You could say that Jim Henson managed to achieve that monumental feat with giving hand puppets distinctive personalities that could be gleamed by their appearance, manner and speech. Then that was further ramped up by having the same puppets interact with celebrities who somehow managed to convincingly talk to them without giving away what Berkeley Breathed called "The Big Bird Secret".
Then, later technologies and innovations with foam gave rise to animatronics that could emulate more complicated facial movements than could be achieved by manipulating the interior of a ventriloquist dummy, even as operating such a system required co-ordination between at least three people. The finale to the quasi-Simpsons rip-off, The Dinosaurs is well-remembered for being devastating in its hard-hitting message.
Such efforts are made possible by having said puppets becoming more than just stage props to be bandied around whenever convenient, and bypassing the audience's suspension of disbelief by making the puppet's actions appear fluid and believable, even when the wires are visible. Yet despite their effectiveness, Hollywood Studios are more concerned about expanding their efforts on CGI, even when actors are more receptive to responding to impressive large scale monsters appearing in front of them, as opposed to play-acting against a green screen, which is an occurrence that's happening with alarming frequency.

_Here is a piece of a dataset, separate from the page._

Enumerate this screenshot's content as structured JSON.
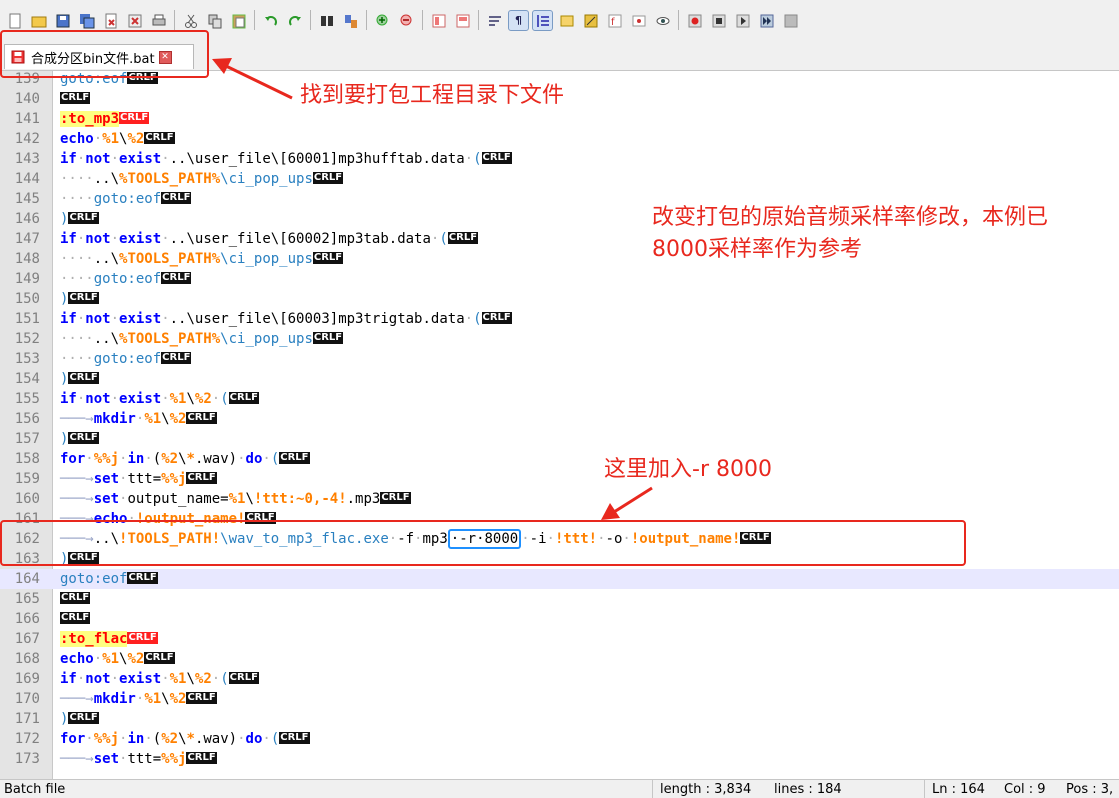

All this is pretty much moot, since chances are you've been paying more attention to this Future Shock 2000 AD short story by Mark Millar, which surprisingly enough, succeeds at bringing the Muppets into the realm of noirish underbelly of overhanded prose in a world where cops are corrupt, women are dangerous and the streets are forever running with blood, and you can only relate to events through double-entendred metaphors.
It's too bad that there's only five blotted letters in victim "D"'s last words, since it would be extremely 4th-wall breaking if the alphabet serial killer happened to be Mark Millar himself.